*** Data for the task Section Begins ***
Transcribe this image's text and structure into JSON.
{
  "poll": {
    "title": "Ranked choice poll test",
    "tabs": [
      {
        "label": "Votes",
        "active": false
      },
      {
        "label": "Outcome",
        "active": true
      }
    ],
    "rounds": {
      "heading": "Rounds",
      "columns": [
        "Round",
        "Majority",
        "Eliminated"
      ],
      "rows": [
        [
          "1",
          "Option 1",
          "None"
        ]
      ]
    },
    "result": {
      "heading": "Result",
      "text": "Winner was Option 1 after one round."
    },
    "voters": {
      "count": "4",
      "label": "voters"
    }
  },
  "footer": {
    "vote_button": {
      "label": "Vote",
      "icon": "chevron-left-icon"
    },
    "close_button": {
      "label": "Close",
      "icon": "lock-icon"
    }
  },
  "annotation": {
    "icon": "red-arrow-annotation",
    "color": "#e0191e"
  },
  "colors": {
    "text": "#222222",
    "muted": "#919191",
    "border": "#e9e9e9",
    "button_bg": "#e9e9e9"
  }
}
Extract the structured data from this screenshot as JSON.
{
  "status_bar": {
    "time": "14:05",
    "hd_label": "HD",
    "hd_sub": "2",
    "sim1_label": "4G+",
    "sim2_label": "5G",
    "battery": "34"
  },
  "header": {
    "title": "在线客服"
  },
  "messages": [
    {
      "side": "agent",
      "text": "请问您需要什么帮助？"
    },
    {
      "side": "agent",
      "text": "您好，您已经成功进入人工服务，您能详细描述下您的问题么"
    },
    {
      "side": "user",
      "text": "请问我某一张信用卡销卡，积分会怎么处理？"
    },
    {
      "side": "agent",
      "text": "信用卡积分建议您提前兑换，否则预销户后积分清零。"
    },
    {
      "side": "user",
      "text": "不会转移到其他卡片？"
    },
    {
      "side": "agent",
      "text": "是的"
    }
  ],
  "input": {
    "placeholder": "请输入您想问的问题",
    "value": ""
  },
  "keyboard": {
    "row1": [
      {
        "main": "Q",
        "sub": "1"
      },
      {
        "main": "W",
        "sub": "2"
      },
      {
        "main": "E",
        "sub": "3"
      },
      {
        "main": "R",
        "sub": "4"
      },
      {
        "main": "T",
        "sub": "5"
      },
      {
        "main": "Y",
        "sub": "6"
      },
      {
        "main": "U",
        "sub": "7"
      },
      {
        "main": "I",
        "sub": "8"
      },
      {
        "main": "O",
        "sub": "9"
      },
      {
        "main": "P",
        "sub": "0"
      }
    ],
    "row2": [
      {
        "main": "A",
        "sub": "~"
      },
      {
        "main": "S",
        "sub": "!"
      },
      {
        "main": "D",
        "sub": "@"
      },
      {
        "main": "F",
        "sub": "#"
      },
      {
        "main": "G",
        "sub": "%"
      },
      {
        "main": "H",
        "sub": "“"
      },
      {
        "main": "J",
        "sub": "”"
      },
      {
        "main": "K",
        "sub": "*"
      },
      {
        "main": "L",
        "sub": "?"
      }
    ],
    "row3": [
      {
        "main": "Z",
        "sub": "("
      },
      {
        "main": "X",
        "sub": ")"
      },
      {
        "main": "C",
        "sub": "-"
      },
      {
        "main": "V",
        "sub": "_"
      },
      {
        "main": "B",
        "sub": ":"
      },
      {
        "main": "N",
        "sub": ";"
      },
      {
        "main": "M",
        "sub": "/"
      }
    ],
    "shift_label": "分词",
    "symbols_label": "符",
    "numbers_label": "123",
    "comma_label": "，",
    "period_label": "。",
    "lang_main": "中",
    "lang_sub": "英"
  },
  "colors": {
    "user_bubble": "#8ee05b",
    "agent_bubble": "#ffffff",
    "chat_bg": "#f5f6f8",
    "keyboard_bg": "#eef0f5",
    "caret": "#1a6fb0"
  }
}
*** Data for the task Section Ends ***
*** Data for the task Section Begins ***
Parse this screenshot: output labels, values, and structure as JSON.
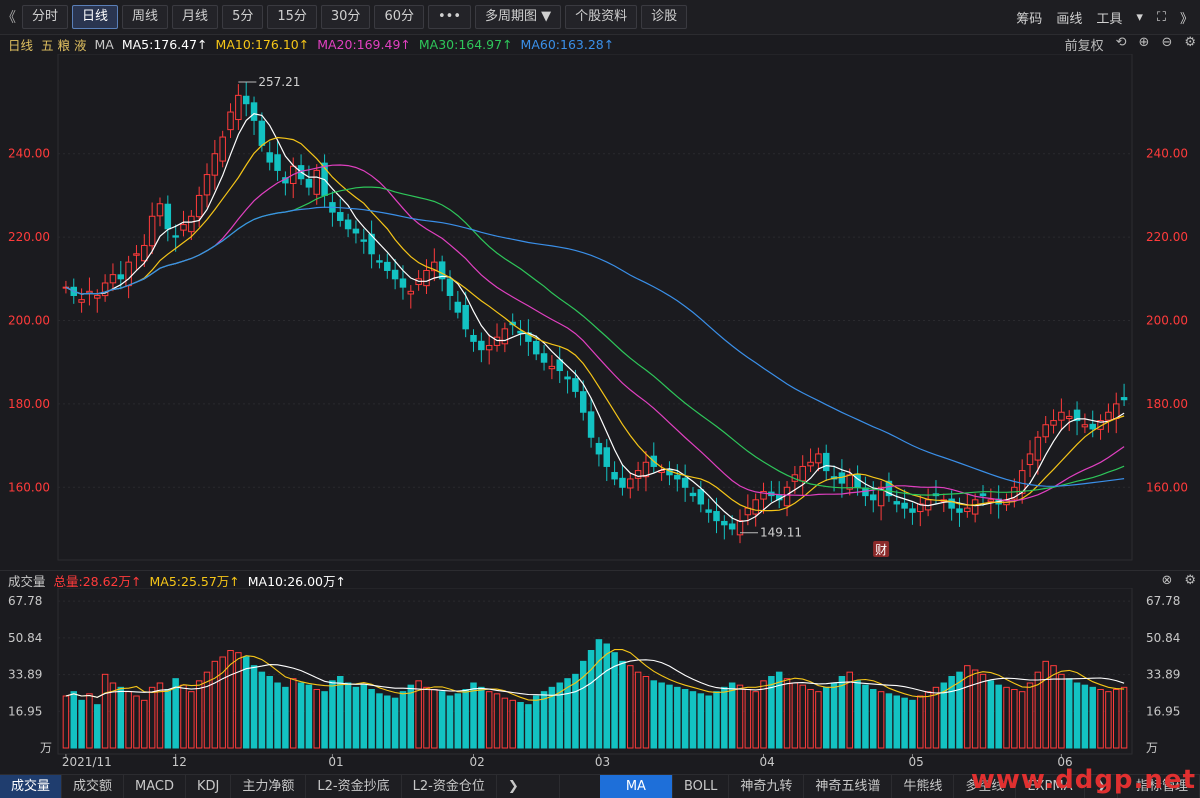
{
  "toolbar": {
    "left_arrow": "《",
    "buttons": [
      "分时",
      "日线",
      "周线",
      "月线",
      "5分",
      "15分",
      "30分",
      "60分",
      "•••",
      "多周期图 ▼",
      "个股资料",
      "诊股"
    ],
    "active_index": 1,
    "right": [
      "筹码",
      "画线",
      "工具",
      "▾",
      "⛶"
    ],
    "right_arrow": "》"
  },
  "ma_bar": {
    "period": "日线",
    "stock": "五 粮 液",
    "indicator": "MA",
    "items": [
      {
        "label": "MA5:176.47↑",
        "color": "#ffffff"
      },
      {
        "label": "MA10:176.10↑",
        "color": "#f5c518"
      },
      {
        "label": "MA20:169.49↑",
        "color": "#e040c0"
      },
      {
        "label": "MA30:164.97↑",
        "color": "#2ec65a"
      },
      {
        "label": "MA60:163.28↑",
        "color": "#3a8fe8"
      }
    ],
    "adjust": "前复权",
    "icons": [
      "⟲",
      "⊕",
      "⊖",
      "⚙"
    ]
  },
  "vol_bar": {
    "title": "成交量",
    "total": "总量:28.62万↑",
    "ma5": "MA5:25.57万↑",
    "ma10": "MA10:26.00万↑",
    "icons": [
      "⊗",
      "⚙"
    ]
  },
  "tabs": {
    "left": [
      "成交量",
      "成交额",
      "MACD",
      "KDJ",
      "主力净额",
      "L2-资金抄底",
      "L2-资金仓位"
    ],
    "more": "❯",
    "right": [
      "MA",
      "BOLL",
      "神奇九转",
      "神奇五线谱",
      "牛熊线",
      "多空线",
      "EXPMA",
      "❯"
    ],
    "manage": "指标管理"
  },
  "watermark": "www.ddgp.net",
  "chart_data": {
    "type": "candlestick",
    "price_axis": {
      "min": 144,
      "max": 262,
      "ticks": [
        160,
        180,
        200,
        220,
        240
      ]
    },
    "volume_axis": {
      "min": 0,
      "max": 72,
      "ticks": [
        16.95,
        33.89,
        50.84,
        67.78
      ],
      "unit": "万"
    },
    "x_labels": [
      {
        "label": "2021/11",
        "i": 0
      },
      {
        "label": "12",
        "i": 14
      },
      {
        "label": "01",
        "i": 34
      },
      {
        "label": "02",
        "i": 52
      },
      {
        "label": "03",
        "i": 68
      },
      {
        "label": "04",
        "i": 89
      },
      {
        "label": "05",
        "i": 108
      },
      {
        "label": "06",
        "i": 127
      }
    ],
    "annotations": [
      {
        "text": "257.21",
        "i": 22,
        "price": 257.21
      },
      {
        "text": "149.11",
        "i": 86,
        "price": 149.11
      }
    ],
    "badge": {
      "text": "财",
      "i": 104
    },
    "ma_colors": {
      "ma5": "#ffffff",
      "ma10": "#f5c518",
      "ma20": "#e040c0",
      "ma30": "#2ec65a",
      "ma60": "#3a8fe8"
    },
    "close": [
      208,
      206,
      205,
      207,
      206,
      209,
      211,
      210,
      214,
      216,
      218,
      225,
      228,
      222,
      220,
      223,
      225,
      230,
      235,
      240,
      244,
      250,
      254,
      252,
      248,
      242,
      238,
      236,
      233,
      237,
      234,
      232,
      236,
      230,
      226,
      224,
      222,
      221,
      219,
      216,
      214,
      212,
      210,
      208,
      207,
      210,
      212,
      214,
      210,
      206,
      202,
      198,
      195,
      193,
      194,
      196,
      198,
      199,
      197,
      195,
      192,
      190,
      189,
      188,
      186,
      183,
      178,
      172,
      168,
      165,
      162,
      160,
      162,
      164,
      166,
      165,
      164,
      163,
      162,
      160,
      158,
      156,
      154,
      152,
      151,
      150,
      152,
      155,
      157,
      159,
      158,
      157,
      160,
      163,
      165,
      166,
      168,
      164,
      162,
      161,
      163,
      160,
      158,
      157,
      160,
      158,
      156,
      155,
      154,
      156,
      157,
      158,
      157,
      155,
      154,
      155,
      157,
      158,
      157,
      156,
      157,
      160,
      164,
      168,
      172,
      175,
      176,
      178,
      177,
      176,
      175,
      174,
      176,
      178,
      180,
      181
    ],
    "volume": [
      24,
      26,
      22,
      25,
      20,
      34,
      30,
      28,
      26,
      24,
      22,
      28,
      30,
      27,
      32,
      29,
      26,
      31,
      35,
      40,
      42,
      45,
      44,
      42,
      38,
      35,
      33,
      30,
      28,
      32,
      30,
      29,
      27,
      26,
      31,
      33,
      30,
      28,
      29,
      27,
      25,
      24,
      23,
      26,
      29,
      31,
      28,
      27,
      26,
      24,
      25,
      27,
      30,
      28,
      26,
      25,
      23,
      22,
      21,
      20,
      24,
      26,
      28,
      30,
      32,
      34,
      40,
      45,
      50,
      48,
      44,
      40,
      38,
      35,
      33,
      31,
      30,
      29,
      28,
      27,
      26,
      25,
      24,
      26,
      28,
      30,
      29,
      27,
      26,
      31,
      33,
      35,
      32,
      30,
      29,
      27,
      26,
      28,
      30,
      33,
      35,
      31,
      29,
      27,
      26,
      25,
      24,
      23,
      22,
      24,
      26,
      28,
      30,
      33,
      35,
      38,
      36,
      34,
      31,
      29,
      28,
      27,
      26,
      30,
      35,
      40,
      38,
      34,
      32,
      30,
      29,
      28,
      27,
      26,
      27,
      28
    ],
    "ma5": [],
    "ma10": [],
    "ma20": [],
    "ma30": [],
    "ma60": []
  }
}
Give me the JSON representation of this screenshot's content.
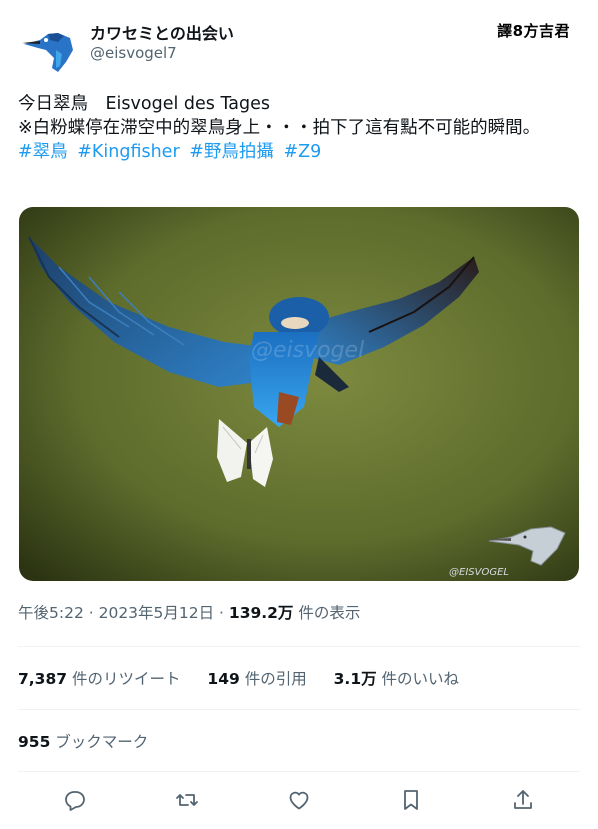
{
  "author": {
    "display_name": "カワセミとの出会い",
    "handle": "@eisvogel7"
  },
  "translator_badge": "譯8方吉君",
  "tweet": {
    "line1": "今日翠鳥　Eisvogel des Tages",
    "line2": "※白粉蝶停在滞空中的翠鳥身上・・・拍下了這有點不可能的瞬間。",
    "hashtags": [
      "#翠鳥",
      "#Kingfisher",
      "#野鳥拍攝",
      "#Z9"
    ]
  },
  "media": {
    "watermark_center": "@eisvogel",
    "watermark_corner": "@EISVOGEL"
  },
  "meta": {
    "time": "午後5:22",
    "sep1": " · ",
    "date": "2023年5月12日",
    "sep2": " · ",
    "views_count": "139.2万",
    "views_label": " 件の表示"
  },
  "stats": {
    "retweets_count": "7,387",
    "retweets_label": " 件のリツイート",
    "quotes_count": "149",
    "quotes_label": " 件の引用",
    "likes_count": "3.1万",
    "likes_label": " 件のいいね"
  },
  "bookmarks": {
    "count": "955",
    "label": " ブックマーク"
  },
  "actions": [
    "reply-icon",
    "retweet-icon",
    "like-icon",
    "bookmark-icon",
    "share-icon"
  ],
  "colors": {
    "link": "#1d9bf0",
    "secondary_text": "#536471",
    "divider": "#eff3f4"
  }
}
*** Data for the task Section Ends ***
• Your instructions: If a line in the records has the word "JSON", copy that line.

• Response for this exercise:
Transcribe this image's text and structure into JSON.
Extract the structured data from this screenshot as JSON.
Parse this screenshot: output labels, values, and structure as JSON.
Give me the JSON representation of this screenshot's content.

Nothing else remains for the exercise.